In a new technical demo from Leap Motion’s labs, you can use your hands to soar through space and manipulate entire constellations with mere gestures. The Planetarium aims to illustrate ideas in virtual reality user interfaces and demonstrate the versatility of the company’s motion sensing technology.
Leap Motion, having clearly decided that virtual reality is the platform its IR motion control platform was made for, is going all out with R&D to lead the way in naturalistic user interfaces in VR.
Whilst the stereo IR camera equipped leap motion device, which originally appeared way back in 2010, has always been a device to inspire short-term wonder in those who’ve tried it, there was a sense that it was a technology a little ahead of it’s time. An invention which seemed to be waiting for a companion platform for which it was best suited. Virtual reality, with its as yet unresolved require meant for compelling and naturalistic human input, seems like the perfect choice.
Last year, after big improvements in it’s tracking software Leap launched the beta of it’s ‘V2’ tracking API, with more accurate sensing of finger and arm movements, it answered at least some critic’s calls for a more reliable form of gesture based input. The DK2 developer mount followed and later in 2014, the company held it’s virtual reality specific ‘3D Jam’ contest in order to find out just what developers could do with it all.
But Leap Motion realise that it still needs to lead by example to an extent. During our time with them at CES in January, software demonstrations exploring the capabilities of the device were plentiful, recognising that it’s in software not hardware that the magic really happens. The ‘Widgets Team’ is a group of engineers at Leap tasked with coming up with useful, practical and inspiring ways to use the Leap Motion controller.

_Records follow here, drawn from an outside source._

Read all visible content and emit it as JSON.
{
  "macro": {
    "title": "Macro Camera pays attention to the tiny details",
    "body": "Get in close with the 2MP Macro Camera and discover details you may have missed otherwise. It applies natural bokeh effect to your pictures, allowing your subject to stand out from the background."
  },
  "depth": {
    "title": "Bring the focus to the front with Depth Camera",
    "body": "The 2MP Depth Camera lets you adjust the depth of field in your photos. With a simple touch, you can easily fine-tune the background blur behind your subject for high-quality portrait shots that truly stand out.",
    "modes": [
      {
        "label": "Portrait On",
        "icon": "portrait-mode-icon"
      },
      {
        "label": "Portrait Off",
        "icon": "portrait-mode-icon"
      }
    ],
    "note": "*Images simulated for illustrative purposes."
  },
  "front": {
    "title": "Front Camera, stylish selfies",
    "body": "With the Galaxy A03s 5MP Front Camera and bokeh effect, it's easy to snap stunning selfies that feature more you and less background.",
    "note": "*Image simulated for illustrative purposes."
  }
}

Planetarium is just such an application from that team’s labs and in a recent blog post, project lead Daniel Plemmons details how the app fuses various ‘widgets’, individual user interface controls, to allow the user to manipulate the stars. “I was really curious about seeing how the night sky would look if you could actually sense the difference in distances.” Plemmons explains. “Stars are so far away that the difference in parallax is so small as to be meaningless to the human eye. But if our eyes were a few light-years apart, we’d have a really good sense for the varying distance of stars.” and impressive target for awesome stereoscopy indeed.
The project, which began being coded mostly in Plemmons’ spare time before becoming an official project at Leap, took the engineer into deep detail on how to best represent the stars in our galaxy. “I did some digging and found the HYG star database, a very cleanly formatted CSV database of the brightest stars in the sky (there are billions of stars, we’re rendering just over 100,000).”. Plemmons used the 3D data to map these stars out into Unity 3D space, rendering an accurate picture of the heavens.
So what does this have to do with Leap Motion? “Our ultimate goal for the Planetarium project was twofold – to build a demo for Widgets, which would in turn allow us to incubate and improve them in the context of a production application.” says Plemmons “Controlling the planetarium gave us a well defined set of challenges that could stretch to fit our timeline and resources.”
The demo, available right now for download here, throws in some interesting examples of the team’s widgets with controls operated within individually tracked digits, mapped in 3D space and locked to your own hands’ actions. The application’s a great way to emphasise VR’s ability to convey the enormities of space and its celestial objects, in a similar manner to the much lauded Titans of Space. Planetarium however allows you not only to sense the vastness of space, but manipulate it at will too.
Expect to see much more of Planetarium as the company’s ‘widget’ team continue to refine and fill it with new ideas and UI inventions as time goes on.
You can catch the full blog post over at Leap Motion’s website. If you have even a passing interest in VR or Astronomy it’s a fascinating read. You can download the latest version of Planetarium here.